According to Cedars-Sinai, transcranial sonography is a noninvasive and painless ultrasound technique that uses sound waves to evaluate blood flow in and around the brain. Physicians recommend this test to determine if there is anything happening in the blood vessels that is affecting blood flow to the brain. Transcranial Doppler ultrasound is often the test of choice for:

  • Vasospasm, following a ruptured brain aneurysm
  • Sickle cell anemia, to determine a patient’s stroke risk
  • Ischemic stroke
  • Intracranial stenosis or blockage of the blood vessels
  • Cerebral micro emboli
  • Patent Foramen Ovalle, a hole in the heart that doesn’t close properly after birth

And recently published in Ultrasound Medicine and Biology, it has now been discovered that transcranial ultrasound can also help identify Parkinson’s Disease, even before symptoms appear. Read below for the full article… By Kate Madden Yee, AuntMinnie.com staff writer

Transcranial sonography offers clinicians a viable way to diagnose Parkinson’s disease, even before it manifests in clinical symptoms, according to a review published in the March issue of Ultrasound in Medicine and Biology.

Parkinson’s disease is the second most common neurodegenerative disease, after Alzheimer’s. It tends to present in patients older than 60, but there has been an increasing incidence in younger people, with up to 20% of patients being younger than 60 at diagnosis.

Studies have shown that Parkinson’s effects begin years before clinical symptoms appear, but even when they do appear, they can be mistaken for other syndromes such as essential tremor or psychogenic movement disorders. In fact, misdiagnosis rates for Parkinson’s have been estimated to be as high as 20% to 30%.

Traditionally, CT and PET have been used to diagnose and monitor Parkinson’s disease, but these exams can be invasive and expensive and may not always be available. But in 1995, researchers using transcranial sonography discovered that hyperechogenicity of the substantia nigra — a midbrain basal ganglia structure — appeared in 90% of Parkinson’s patients compared with 10% of healthy patients. This finding suggested a new way to identify Parkinson’s even before clinical symptoms manifest, wrote the team led by Dr. Anyu Tao of Huazhong University of Science and Technology in Wuhan, China (Ultrasound Med Biol, March 2019, Vol. 45:3, pp 628-641).

“Since the first description of substantia nigra hyperechogenicity in Parkinson’s disease patients … transcranial sonography has now been widely accepted for the assessment of Parkinson’s disease,” the group wrote.
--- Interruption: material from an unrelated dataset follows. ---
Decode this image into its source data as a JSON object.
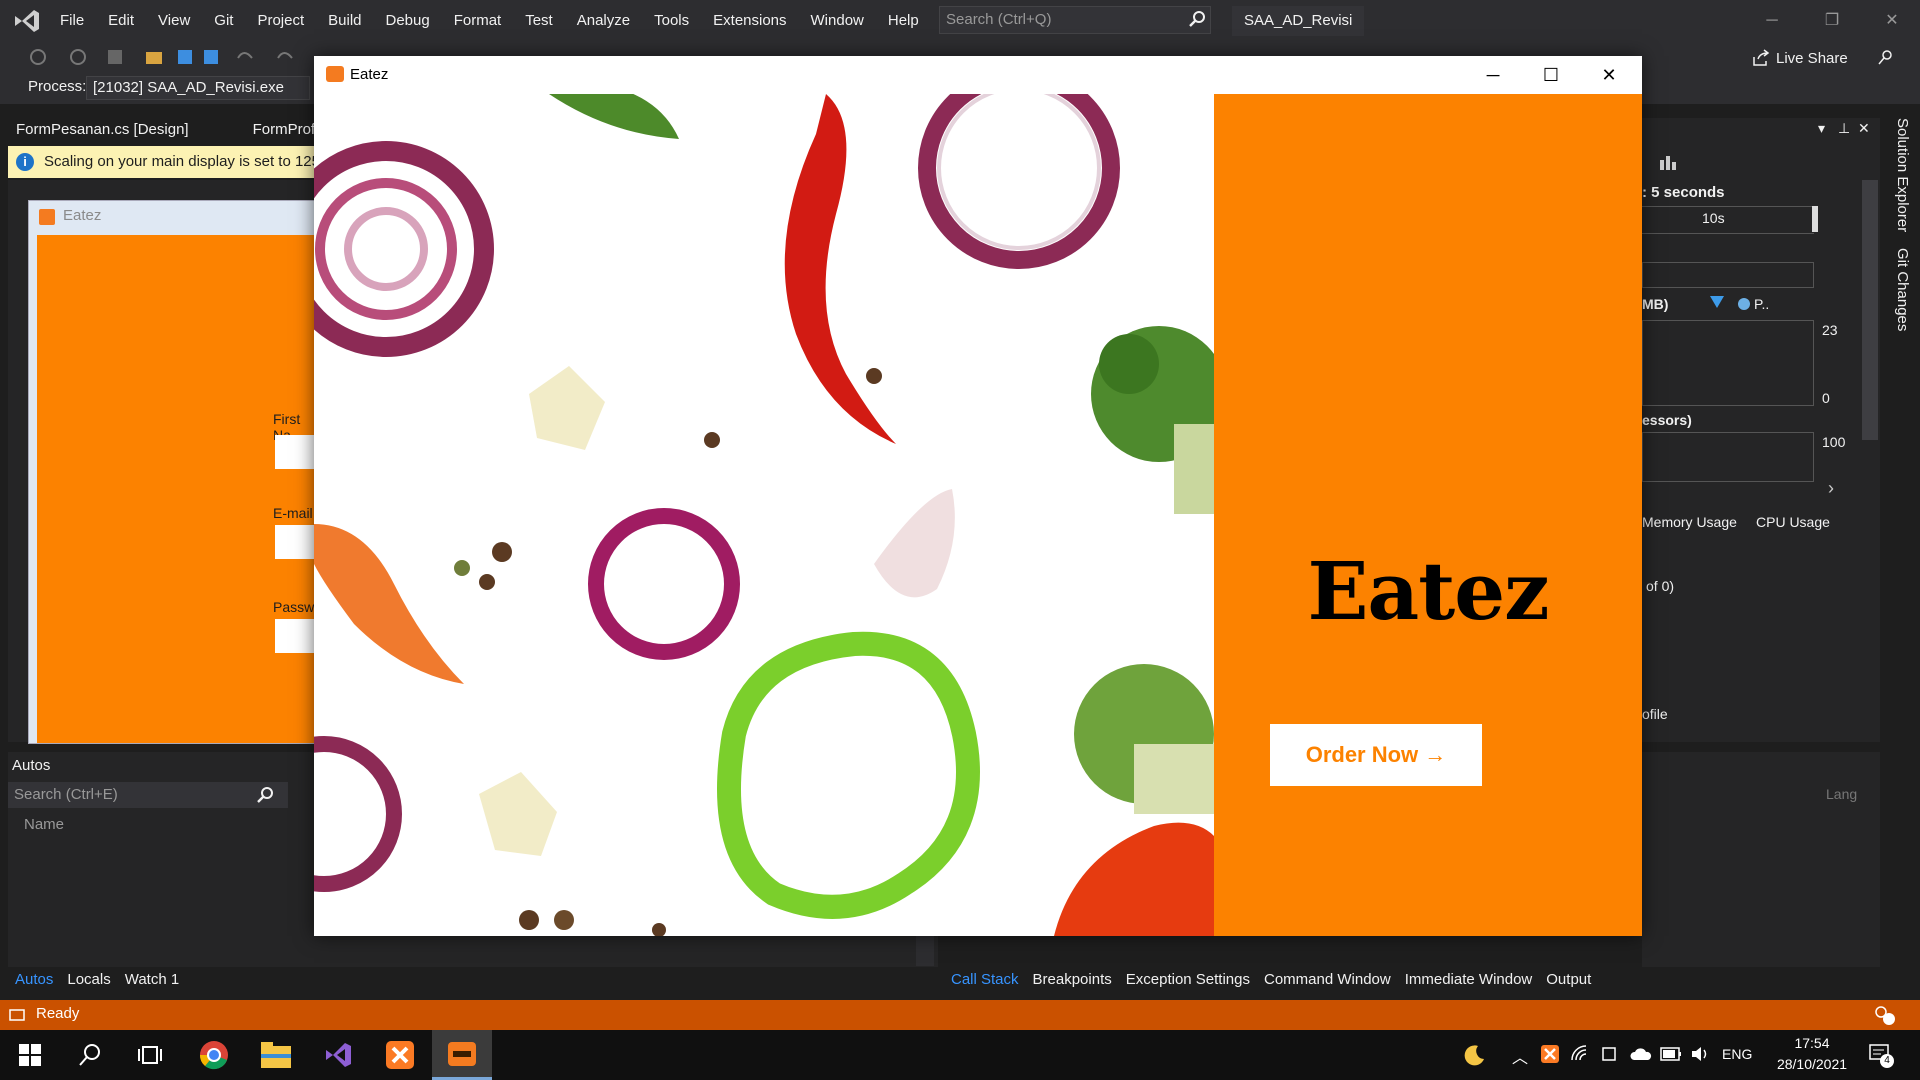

Transcranial sonography’s benefits include its low cost, wide availability, noninvasiveness, and repeatability, the researchers noted. But the technique does have limitations, such as operator dependence and insufficient temporal bone window, which can occur in 5% to 20% of patients.
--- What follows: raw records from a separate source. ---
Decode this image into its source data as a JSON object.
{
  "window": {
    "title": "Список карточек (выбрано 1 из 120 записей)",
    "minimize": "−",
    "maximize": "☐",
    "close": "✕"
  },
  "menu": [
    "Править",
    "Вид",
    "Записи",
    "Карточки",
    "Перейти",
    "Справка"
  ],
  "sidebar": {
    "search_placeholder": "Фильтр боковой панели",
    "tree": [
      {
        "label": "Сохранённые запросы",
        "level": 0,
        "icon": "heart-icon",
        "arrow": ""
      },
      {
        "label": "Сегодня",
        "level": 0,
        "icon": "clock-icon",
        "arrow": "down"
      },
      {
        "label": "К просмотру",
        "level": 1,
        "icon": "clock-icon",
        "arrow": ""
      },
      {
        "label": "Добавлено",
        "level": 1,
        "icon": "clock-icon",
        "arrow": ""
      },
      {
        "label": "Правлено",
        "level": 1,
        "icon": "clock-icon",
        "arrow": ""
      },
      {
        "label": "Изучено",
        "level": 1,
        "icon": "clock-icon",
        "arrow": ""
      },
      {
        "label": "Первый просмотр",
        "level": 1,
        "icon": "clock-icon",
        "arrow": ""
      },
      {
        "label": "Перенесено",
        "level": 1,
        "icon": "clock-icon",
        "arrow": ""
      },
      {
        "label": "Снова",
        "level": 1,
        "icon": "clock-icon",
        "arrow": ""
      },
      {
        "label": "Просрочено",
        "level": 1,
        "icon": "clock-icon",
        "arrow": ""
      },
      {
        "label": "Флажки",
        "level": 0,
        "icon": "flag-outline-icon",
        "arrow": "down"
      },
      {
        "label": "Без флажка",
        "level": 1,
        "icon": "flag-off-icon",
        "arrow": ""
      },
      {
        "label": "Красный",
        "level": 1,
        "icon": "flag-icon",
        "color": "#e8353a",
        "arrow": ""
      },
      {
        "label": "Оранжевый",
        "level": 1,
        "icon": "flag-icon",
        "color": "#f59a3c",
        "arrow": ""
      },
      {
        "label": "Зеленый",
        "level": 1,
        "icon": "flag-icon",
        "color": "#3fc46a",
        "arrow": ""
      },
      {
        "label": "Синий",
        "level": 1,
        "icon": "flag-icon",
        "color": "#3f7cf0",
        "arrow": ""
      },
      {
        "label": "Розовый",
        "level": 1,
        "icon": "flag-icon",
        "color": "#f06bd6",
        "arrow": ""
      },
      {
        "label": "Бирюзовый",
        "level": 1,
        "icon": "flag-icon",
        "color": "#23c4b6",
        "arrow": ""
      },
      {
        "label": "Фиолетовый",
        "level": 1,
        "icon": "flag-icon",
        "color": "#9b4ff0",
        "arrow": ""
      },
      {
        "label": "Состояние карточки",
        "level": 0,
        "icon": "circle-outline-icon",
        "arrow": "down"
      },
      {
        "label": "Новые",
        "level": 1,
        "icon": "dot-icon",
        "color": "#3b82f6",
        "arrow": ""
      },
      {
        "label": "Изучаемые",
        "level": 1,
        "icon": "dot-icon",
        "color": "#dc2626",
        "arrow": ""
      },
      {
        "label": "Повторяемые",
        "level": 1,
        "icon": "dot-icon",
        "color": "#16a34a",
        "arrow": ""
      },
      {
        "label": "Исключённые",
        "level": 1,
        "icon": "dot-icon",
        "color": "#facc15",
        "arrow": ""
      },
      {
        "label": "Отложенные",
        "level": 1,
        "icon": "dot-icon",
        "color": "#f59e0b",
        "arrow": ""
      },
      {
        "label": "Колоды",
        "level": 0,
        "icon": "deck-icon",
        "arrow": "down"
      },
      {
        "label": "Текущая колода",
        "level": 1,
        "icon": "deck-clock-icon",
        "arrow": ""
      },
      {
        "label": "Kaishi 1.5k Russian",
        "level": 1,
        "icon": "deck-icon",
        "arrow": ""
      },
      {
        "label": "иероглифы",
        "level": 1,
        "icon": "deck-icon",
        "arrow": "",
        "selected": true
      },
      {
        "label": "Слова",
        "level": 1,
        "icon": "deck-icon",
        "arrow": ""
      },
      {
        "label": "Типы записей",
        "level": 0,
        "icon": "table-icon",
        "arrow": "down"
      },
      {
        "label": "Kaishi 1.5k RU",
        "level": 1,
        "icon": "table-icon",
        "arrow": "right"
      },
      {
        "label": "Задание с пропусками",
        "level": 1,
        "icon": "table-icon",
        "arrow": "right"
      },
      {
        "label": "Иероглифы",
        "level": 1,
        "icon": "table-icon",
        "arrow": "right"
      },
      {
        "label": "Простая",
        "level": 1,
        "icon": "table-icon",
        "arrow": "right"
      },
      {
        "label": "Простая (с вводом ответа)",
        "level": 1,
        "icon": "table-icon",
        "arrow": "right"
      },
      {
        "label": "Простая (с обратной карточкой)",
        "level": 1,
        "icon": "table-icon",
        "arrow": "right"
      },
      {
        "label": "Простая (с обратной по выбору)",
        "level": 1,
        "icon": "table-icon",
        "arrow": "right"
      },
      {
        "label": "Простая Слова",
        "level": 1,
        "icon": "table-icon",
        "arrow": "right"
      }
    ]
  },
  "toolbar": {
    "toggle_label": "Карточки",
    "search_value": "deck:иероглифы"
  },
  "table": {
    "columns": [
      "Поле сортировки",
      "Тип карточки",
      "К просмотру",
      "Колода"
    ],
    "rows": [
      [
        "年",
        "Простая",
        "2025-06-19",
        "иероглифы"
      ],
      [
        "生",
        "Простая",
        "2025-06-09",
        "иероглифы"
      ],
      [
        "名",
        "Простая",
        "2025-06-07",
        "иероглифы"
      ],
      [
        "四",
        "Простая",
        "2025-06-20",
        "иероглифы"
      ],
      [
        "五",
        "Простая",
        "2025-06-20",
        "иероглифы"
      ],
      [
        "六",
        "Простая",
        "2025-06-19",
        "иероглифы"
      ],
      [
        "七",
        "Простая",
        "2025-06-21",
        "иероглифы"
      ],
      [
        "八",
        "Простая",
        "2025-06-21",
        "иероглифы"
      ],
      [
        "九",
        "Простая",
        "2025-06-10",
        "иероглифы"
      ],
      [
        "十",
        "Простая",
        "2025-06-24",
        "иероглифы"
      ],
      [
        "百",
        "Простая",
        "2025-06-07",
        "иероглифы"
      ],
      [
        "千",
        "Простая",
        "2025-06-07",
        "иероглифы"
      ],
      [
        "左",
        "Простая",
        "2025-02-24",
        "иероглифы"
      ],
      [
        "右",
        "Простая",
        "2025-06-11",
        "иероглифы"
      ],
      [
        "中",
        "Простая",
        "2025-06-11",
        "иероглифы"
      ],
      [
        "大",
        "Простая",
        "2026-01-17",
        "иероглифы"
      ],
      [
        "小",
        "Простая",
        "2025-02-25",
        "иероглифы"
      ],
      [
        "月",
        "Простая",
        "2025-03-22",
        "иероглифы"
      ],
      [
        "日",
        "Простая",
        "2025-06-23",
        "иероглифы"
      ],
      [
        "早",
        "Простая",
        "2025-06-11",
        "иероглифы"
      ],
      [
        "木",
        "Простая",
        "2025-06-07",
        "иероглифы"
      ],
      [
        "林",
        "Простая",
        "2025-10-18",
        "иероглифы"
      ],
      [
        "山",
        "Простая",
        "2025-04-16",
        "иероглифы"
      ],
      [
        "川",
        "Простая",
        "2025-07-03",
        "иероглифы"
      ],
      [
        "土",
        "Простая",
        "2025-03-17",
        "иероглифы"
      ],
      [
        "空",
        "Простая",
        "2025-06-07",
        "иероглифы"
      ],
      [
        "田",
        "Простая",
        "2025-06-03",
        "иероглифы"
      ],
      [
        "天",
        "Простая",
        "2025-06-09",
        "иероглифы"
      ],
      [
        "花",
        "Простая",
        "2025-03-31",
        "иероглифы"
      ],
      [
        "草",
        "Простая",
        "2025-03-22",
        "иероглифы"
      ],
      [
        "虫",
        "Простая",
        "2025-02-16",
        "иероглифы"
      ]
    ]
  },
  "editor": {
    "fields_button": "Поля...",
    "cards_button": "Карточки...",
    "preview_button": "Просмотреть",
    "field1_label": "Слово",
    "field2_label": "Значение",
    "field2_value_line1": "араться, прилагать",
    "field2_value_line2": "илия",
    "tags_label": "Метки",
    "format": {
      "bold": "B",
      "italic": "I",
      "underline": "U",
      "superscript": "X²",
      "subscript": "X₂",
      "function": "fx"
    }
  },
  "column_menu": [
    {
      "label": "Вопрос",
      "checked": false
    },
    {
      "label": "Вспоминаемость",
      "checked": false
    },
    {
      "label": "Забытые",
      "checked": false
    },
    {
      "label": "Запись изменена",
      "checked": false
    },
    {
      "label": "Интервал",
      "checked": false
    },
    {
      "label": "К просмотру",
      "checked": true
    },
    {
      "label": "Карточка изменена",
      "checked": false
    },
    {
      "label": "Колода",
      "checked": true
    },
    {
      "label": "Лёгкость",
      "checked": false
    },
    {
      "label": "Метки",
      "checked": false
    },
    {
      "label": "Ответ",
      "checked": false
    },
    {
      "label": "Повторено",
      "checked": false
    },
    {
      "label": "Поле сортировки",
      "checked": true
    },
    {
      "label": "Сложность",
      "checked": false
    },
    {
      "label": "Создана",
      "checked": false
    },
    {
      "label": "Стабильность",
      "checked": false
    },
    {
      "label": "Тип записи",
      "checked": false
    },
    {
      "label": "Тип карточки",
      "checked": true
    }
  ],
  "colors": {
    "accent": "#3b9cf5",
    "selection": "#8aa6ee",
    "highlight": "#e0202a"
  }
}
Tao and colleagues sought to explore the diagnostic accuracy of transcranial ultrasound in the detection of Parkinson’s disease by conducting a systematic review and meta-analysis of literature published in the past 10 years. The researchers searched PubMed, Embase, and Cochrane Library databases from their inception to 2018, using appropriate keywords; 39 studies that included 6,641 patients met their inclusion criteria.
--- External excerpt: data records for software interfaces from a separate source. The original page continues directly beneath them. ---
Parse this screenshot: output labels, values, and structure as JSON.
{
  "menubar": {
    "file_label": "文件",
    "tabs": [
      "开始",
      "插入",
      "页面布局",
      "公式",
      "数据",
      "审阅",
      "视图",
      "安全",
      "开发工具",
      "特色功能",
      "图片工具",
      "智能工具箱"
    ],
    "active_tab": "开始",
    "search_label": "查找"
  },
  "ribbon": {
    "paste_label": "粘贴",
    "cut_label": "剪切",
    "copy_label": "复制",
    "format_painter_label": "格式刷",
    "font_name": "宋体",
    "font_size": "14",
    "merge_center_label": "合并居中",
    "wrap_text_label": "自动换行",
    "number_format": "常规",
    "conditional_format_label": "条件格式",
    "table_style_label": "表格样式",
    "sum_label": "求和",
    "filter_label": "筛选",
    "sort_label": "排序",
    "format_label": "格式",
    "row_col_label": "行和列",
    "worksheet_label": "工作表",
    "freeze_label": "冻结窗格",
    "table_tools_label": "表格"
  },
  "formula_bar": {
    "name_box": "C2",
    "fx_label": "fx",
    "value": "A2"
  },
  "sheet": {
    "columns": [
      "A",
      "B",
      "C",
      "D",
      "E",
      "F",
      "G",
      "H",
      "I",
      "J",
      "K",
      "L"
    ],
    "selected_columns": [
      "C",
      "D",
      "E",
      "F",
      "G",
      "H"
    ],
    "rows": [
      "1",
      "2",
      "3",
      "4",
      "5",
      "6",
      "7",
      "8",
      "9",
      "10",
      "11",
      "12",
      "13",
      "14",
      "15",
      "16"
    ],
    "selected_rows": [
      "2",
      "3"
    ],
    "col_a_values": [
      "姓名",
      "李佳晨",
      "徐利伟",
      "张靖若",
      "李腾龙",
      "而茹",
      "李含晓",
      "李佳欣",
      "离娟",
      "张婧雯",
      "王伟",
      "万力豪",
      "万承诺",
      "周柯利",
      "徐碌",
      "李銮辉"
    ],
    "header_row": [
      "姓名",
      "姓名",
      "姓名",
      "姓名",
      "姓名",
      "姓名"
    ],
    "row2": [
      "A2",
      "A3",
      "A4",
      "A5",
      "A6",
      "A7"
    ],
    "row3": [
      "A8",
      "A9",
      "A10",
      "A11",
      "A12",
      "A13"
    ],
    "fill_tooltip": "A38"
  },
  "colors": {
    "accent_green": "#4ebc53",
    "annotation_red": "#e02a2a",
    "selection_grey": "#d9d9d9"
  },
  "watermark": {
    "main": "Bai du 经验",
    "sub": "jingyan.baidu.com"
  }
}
From their analysis, the researchers found that transcranial sonography had a sensitivity of 84% and a specificity of 85% for detecting Parkinson’s when substantia nigra hyperechogenicity was used as the reference standard for the disease. In addition, in a subgroup analysis, the modality had a sensitivity of 85% and a specificity of 89% in differentiating Parkinson’s disease patients from normal controls. Finally, transcranial sonography had a sensitivity of 82% and a specificity of 74% when it came to distinguishing Parkinson’s from other syndromes.

Because substantia nigra hyperechogenicity is detectable in the early stages of Parkinson’s, identifying it using transcranial sonography could give clinicians and their patients more options for dealing with the disease, according to Tao’s group.

“We believe that transcranial sonography imaging should be the initial noninvasive assessment method for the diagnosis of Parkinson’s disease,” the researchers concluded.